== EXERCISE DETAILS ==
Would you please restate the data exactly as it stands, apart from the pictures?

== EXTRACTED DATA ==
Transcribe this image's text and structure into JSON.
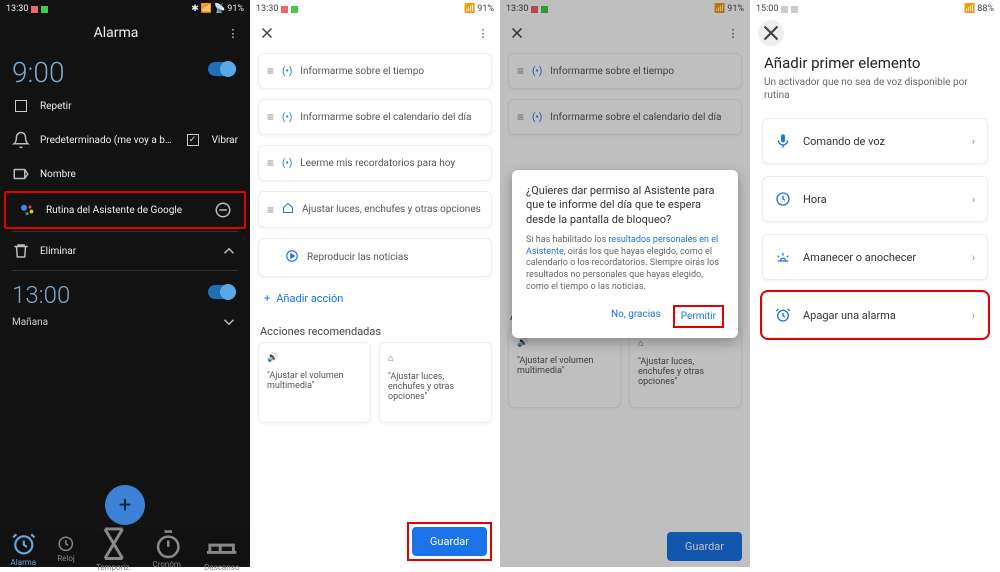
{
  "s1": {
    "status_time": "13:30",
    "battery": "91%",
    "header_title": "Alarma",
    "alarm1_time": "9:00",
    "repeat": "Repetir",
    "ringtone": "Predeterminado (me voy a bañ…",
    "vibrate": "Vibrar",
    "name_label": "Nombre",
    "google_routine": "Rutina del Asistente de Google",
    "delete": "Eliminar",
    "alarm2_time": "13:00",
    "tomorrow": "Mañana",
    "nav": [
      "Alarma",
      "Reloj",
      "Temporiz.",
      "Cronóm.",
      "Descanso"
    ]
  },
  "s2": {
    "status_time": "13:30",
    "battery": "91%",
    "cards": [
      "Informarme sobre el tiempo",
      "Informarme sobre el calendario del día",
      "Leerme mis recordatorios para hoy",
      "Ajustar luces, enchufes y otras opciones",
      "Reproducir las noticias"
    ],
    "add_action": "Añadir acción",
    "recommended": "Acciones recomendadas",
    "reco1": "\"Ajustar el volumen multimedia\"",
    "reco2": "\"Ajustar luces, enchufes y otras opciones\"",
    "save": "Guardar"
  },
  "s3": {
    "status_time": "13:30",
    "battery": "91%",
    "cards": [
      "Informarme sobre el tiempo",
      "Informarme sobre el calendario del día"
    ],
    "dlg_title": "¿Quieres dar permiso al Asistente para que te informe del día que te espera desde la pantalla de bloqueo?",
    "dlg_body1": "Si has habilitado los ",
    "dlg_body_link": "resultados personales en el Asistente",
    "dlg_body2": ", oirás los que hayas elegido, como el calendario o los recordatorios. Siempre oirás los resultados no personales que hayas elegido, como el tiempo o las noticias.",
    "no": "No, gracias",
    "allow": "Permitir",
    "recommended": "Acciones recomendadas",
    "reco1": "\"Ajustar el volumen multimedia\"",
    "reco2": "\"Ajustar luces, enchufes y otras opciones\"",
    "save": "Guardar"
  },
  "s4": {
    "status_time": "15:00",
    "battery": "88%",
    "title": "Añadir primer elemento",
    "subtitle": "Un activador que no sea de voz disponible por rutina",
    "opts": [
      "Comando de voz",
      "Hora",
      "Amanecer o anochecer",
      "Apagar una alarma"
    ]
  }
}
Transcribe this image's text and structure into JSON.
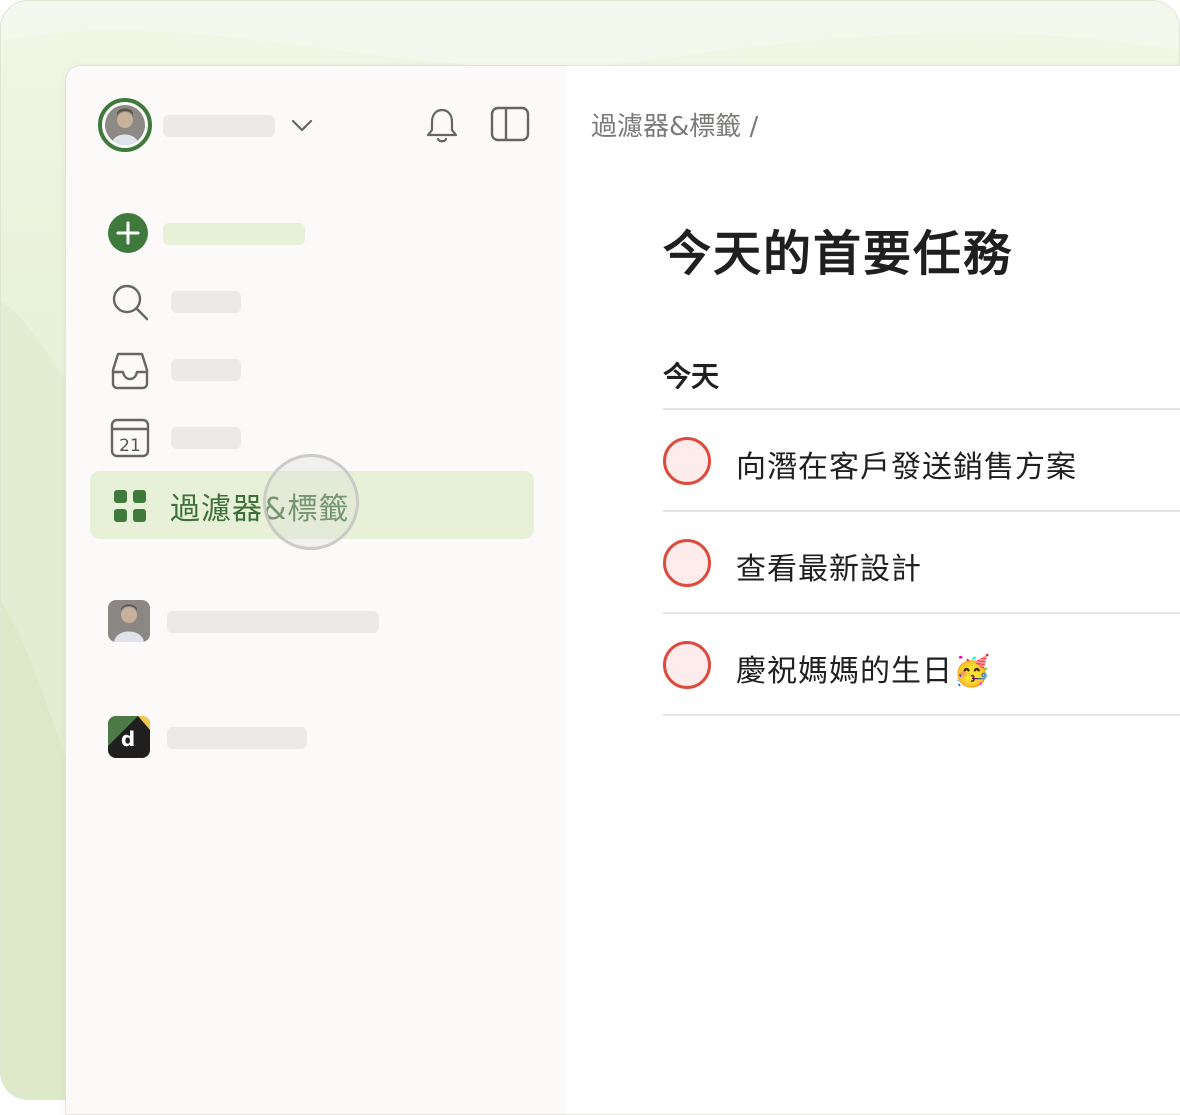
{
  "sidebar": {
    "active_item": {
      "label": "過濾器&標籤",
      "icon": "filters-grid-icon"
    },
    "nav_icons": [
      "add-task-icon",
      "search-icon",
      "inbox-icon",
      "calendar-today-icon"
    ],
    "calendar_day": "21",
    "workspace_letter": "d",
    "header_icons": [
      "bell-icon",
      "sidebar-toggle-icon",
      "chevron-down-icon"
    ]
  },
  "main": {
    "breadcrumb": "過濾器&標籤 /",
    "title": "今天的首要任務",
    "section": "今天",
    "tasks": [
      {
        "label": "向潛在客戶發送銷售方案"
      },
      {
        "label": "查看最新設計"
      },
      {
        "label": "慶祝媽媽的生日🥳"
      }
    ]
  },
  "colors": {
    "accent_green": "#3f7a3c",
    "active_bg": "#e7f1d7",
    "task_red": "#dc4c3e",
    "task_fill": "#fdeceb"
  }
}
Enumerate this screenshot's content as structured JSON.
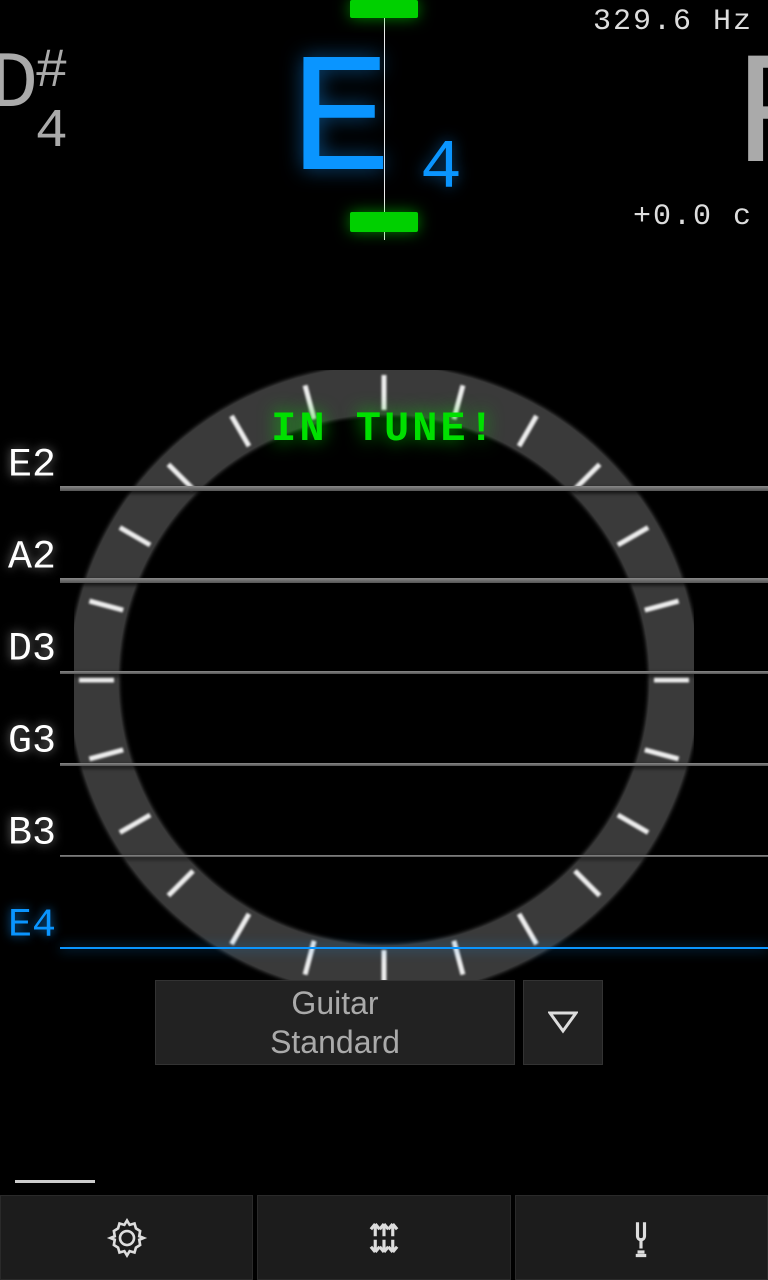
{
  "readout": {
    "frequency": "329.6 Hz",
    "cents": "+0.0 c"
  },
  "note": {
    "letter": "E",
    "octave": "4",
    "prev_letter": "D",
    "prev_sharp": "#",
    "prev_octave": "4",
    "next_letter": "F"
  },
  "status": {
    "in_tune": "IN TUNE!"
  },
  "strings": [
    {
      "label": "E2",
      "active": false
    },
    {
      "label": "A2",
      "active": false
    },
    {
      "label": "D3",
      "active": false
    },
    {
      "label": "G3",
      "active": false
    },
    {
      "label": "B3",
      "active": false
    },
    {
      "label": "E4",
      "active": true
    }
  ],
  "tuning": {
    "line1": "Guitar",
    "line2": "Standard"
  },
  "colors": {
    "accent_blue": "#0a95ff",
    "accent_green": "#00e000",
    "bg": "#000000"
  }
}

== OUTPUT BELOW ==
Transcribe this image's text and structure into JSON.
{
  "s1": {
    "status_time": "13:30",
    "battery": "91%",
    "header_title": "Alarma",
    "alarm1_time": "9:00",
    "repeat": "Repetir",
    "ringtone": "Predeterminado (me voy a bañ…",
    "vibrate": "Vibrar",
    "name_label": "Nombre",
    "google_routine": "Rutina del Asistente de Google",
    "delete": "Eliminar",
    "alarm2_time": "13:00",
    "tomorrow": "Mañana",
    "nav": [
      "Alarma",
      "Reloj",
      "Temporiz.",
      "Cronóm.",
      "Descanso"
    ]
  },
  "s2": {
    "status_time": "13:30",
    "battery": "91%",
    "cards": [
      "Informarme sobre el tiempo",
      "Informarme sobre el calendario del día",
      "Leerme mis recordatorios para hoy",
      "Ajustar luces, enchufes y otras opciones",
      "Reproducir las noticias"
    ],
    "add_action": "Añadir acción",
    "recommended": "Acciones recomendadas",
    "reco1": "\"Ajustar el volumen multimedia\"",
    "reco2": "\"Ajustar luces, enchufes y otras opciones\"",
    "save": "Guardar"
  },
  "s3": {
    "status_time": "13:30",
    "battery": "91%",
    "cards": [
      "Informarme sobre el tiempo",
      "Informarme sobre el calendario del día"
    ],
    "dlg_title": "¿Quieres dar permiso al Asistente para que te informe del día que te espera desde la pantalla de bloqueo?",
    "dlg_body1": "Si has habilitado los ",
    "dlg_body_link": "resultados personales en el Asistente",
    "dlg_body2": ", oirás los que hayas elegido, como el calendario o los recordatorios. Siempre oirás los resultados no personales que hayas elegido, como el tiempo o las noticias.",
    "no": "No, gracias",
    "allow": "Permitir",
    "recommended": "Acciones recomendadas",
    "reco1": "\"Ajustar el volumen multimedia\"",
    "reco2": "\"Ajustar luces, enchufes y otras opciones\"",
    "save": "Guardar"
  },
  "s4": {
    "status_time": "15:00",
    "battery": "88%",
    "title": "Añadir primer elemento",
    "subtitle": "Un activador que no sea de voz disponible por rutina",
    "opts": [
      "Comando de voz",
      "Hora",
      "Amanecer o anochecer",
      "Apagar una alarma"
    ]
  }
}
Transcribe this image's text and structure into JSON.
{
  "sidebar": {
    "active_item": {
      "label": "過濾器&標籤",
      "icon": "filters-grid-icon"
    },
    "nav_icons": [
      "add-task-icon",
      "search-icon",
      "inbox-icon",
      "calendar-today-icon"
    ],
    "calendar_day": "21",
    "workspace_letter": "d",
    "header_icons": [
      "bell-icon",
      "sidebar-toggle-icon",
      "chevron-down-icon"
    ]
  },
  "main": {
    "breadcrumb": "過濾器&標籤 /",
    "title": "今天的首要任務",
    "section": "今天",
    "tasks": [
      {
        "label": "向潛在客戶發送銷售方案"
      },
      {
        "label": "查看最新設計"
      },
      {
        "label": "慶祝媽媽的生日🥳"
      }
    ]
  },
  "colors": {
    "accent_green": "#3f7a3c",
    "active_bg": "#e7f1d7",
    "task_red": "#dc4c3e",
    "task_fill": "#fdeceb"
  }
}
Enumerate this screenshot's content as structured JSON.
{
  "readout": {
    "frequency": "329.6 Hz",
    "cents": "+0.0 c"
  },
  "note": {
    "letter": "E",
    "octave": "4",
    "prev_letter": "D",
    "prev_sharp": "#",
    "prev_octave": "4",
    "next_letter": "F"
  },
  "status": {
    "in_tune": "IN TUNE!"
  },
  "strings": [
    {
      "label": "E2",
      "active": false
    },
    {
      "label": "A2",
      "active": false
    },
    {
      "label": "D3",
      "active": false
    },
    {
      "label": "G3",
      "active": false
    },
    {
      "label": "B3",
      "active": false
    },
    {
      "label": "E4",
      "active": true
    }
  ],
  "tuning": {
    "line1": "Guitar",
    "line2": "Standard"
  },
  "colors": {
    "accent_blue": "#0a95ff",
    "accent_green": "#00e000",
    "bg": "#000000"
  }
}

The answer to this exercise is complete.